9. It wasn’t every day a guy saw a headless beaver marching down the side of a road, not even in Dean Robillard’s larger-than-life world. “Son of a …” Dean slammed on the brakes of his brand-new Aston Martin Vanquish and pulled over in front of her.
10. February the fifteenth is a very special day for me. It is the day I gave birth to my first child. It is also the day my husband left me. As he was present at the birth I can only assume the two events weren’t entirely unrelated.
11. The scent of slaughter, some believe, can linger in a place for years. They say it lodges in the soil and is slowly sucked through coiling roots so that in time all that grows there, from the smallest lichen to the tallest tree, bears testimony.

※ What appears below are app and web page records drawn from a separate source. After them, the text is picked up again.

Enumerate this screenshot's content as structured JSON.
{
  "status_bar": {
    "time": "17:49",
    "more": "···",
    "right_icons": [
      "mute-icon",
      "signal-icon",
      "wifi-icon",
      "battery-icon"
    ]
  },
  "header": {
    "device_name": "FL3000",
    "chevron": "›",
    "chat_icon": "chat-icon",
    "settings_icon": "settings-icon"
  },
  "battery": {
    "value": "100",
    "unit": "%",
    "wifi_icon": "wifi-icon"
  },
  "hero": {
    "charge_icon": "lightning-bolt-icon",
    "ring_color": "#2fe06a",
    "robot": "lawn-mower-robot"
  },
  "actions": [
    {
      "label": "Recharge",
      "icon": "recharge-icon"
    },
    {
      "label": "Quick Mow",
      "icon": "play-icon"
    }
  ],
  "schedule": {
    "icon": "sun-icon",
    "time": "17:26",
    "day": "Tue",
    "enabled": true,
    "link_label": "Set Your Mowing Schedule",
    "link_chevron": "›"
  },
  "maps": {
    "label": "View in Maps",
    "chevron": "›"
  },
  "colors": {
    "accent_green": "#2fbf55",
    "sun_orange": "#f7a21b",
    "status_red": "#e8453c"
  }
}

12. I am doomed to remember a boy with a wrecked voice—not because of his voice, or because he was the smallest person I ever knew, or even because he was the instrument of my mother's death, but because he is the reason I believe in God; I am a Christian because of Owen Meany.
13. When the lights went off the accompanist kissed her. Maybe he had been turning towards her just before it was completely dark, maybe he was lifting his hands. There must have been some movement, a gesture, because every person in the living room would later remember a kiss.
14. I used to love this season. The wood stacked by the door, the tang of its sap still speaking of forest. The hay made, all golden in the low afternoon light. The rumble of the apples tumbling into the cellar bins.
1. Lucky by Alice Sebold
2. Welcome to the Great Mysterious by Lorna Landvik
3. The Color Purple by Alice Walker
4. Never Change by Elizabeth Berg
5. Gone for Good by Harlan Coben
6. Sins of the 7th Sister by Huston Curtiss
7. The Five People You Meet in Heaven by Mitch Albom
8. Match Me if You Can by Susan Elizabeth Phillips
9. Natural Born Charmer by Susan Elizabeth Phillips
10. Watermelon by Marian Keyes
11. The Loop by Nicholas Evans
12. A Prayer for Owen Meany by John Irving
13. Bel Canto by Ann Patchett
14. Year of Wonders by Geraldine Brooks
What do you think? Would you have kept reading past the first few lines of these books?